All lines holding the word "enjelhutasoit" should be located in the records and copied.

▸ **INFORMATION SHOWN**:
-.-.-
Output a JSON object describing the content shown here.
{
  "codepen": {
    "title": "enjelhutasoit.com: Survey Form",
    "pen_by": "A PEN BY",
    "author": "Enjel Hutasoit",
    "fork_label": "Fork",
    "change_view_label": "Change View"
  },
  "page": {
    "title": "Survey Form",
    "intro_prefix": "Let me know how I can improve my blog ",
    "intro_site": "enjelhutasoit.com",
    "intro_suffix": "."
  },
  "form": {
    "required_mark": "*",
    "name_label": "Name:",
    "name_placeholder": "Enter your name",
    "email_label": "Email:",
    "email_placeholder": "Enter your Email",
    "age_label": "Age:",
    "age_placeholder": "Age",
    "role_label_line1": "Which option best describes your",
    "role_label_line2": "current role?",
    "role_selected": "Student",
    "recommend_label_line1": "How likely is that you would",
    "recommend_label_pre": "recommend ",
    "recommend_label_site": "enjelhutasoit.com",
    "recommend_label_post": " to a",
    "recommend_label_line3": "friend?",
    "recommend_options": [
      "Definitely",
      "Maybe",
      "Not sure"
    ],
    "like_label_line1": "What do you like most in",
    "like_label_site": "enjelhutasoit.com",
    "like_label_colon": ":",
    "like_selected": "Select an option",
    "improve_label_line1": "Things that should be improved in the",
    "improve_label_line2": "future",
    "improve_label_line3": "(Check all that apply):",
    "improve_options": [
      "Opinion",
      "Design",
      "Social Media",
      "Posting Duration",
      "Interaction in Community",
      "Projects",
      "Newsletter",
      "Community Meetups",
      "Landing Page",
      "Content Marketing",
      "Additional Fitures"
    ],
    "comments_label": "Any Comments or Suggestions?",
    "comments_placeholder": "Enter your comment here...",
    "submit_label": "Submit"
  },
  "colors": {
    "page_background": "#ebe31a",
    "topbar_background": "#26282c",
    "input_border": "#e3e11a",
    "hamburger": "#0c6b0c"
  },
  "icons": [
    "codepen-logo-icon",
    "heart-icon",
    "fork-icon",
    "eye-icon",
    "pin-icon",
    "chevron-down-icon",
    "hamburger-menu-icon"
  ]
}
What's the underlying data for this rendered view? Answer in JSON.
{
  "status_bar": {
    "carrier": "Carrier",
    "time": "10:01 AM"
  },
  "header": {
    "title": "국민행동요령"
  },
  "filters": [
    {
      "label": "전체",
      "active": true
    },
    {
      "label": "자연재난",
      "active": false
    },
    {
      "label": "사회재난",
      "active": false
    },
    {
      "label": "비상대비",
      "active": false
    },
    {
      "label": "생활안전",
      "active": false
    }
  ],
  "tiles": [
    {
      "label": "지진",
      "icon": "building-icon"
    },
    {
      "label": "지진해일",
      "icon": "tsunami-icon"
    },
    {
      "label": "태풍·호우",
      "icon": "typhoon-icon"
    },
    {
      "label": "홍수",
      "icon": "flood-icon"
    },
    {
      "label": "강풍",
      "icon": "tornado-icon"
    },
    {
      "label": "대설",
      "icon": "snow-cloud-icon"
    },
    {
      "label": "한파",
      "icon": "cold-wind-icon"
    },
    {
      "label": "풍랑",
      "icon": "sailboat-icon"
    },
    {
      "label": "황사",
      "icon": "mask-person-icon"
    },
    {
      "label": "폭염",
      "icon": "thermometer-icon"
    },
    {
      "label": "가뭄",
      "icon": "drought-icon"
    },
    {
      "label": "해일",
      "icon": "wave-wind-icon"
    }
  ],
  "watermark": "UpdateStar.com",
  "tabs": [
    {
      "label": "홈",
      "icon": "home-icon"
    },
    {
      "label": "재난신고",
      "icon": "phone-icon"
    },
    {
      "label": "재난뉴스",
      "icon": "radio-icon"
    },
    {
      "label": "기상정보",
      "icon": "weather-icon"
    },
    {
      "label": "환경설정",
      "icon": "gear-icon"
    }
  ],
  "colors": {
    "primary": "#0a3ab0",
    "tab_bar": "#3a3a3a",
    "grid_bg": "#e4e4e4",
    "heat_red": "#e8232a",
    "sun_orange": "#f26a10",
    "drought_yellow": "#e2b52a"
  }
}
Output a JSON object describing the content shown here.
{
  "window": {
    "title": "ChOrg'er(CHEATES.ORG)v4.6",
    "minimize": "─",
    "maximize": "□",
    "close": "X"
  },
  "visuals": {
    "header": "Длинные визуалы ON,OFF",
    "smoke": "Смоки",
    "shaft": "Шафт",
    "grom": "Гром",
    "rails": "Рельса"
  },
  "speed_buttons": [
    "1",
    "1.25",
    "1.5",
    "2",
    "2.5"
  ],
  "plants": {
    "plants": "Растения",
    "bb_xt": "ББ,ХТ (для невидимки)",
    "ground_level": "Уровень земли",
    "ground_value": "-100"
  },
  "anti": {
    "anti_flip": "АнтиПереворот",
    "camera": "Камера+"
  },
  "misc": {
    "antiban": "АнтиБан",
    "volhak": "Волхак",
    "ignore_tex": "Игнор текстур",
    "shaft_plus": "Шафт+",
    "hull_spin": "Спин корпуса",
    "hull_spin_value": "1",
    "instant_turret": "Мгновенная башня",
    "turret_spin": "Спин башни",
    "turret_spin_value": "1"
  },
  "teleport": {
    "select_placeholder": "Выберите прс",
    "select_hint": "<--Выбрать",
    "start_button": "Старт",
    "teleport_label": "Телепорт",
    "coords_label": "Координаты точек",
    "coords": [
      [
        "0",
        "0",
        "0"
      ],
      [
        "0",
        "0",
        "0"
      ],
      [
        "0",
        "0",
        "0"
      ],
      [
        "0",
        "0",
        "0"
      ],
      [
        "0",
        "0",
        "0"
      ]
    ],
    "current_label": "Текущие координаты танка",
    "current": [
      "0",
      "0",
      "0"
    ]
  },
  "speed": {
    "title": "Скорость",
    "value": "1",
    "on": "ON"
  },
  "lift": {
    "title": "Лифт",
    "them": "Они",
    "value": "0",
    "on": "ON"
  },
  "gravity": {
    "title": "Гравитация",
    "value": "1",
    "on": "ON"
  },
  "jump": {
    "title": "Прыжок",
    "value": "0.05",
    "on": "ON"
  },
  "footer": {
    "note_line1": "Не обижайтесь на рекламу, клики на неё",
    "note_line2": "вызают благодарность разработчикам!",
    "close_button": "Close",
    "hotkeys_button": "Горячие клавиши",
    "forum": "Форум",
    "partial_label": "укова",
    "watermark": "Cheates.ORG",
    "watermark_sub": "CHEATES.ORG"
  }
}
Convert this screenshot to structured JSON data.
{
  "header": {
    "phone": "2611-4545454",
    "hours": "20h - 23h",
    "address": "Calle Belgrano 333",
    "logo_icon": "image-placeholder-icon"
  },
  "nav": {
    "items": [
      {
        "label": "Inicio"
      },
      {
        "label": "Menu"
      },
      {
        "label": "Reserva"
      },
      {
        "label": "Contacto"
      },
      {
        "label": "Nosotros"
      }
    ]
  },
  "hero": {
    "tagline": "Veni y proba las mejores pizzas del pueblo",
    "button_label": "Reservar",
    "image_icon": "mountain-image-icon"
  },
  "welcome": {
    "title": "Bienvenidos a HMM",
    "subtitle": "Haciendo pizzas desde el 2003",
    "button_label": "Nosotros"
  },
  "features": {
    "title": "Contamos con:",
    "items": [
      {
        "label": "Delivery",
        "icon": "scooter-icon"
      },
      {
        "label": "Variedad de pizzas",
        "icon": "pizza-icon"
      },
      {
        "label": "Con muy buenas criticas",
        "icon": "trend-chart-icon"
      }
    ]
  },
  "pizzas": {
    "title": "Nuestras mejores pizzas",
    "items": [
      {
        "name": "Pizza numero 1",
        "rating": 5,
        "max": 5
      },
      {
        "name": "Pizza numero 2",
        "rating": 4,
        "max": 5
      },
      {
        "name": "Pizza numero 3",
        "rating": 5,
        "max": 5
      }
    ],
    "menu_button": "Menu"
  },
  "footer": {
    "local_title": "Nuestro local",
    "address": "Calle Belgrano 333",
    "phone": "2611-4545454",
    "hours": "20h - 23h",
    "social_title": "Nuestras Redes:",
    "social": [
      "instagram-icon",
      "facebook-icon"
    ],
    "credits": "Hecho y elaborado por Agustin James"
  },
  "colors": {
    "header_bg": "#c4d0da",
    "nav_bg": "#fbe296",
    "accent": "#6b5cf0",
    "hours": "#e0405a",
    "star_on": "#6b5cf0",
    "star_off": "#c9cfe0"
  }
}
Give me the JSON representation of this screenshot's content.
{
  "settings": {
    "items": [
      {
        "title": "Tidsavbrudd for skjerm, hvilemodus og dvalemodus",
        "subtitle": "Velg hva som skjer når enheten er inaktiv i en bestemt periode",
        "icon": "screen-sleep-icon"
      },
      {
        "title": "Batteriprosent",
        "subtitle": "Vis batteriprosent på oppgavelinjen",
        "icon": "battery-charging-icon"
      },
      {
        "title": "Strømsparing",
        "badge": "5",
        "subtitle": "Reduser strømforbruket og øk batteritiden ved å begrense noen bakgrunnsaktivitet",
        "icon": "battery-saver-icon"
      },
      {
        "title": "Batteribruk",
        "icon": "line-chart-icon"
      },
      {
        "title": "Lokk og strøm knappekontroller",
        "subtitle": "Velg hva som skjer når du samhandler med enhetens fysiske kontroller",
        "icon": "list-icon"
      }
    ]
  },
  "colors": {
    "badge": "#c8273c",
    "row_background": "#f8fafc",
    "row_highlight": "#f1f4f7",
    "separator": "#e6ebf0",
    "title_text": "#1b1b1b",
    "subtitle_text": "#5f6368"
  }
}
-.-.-
▸ **ANSWER TO THIS EXERCISE**:
    "title": "enjelhutasoit.com: Survey Form",
    "intro_site": "enjelhutasoit.com",
    "recommend_label_site": "enjelhutasoit.com",
    "like_label_site": "enjelhutasoit.com",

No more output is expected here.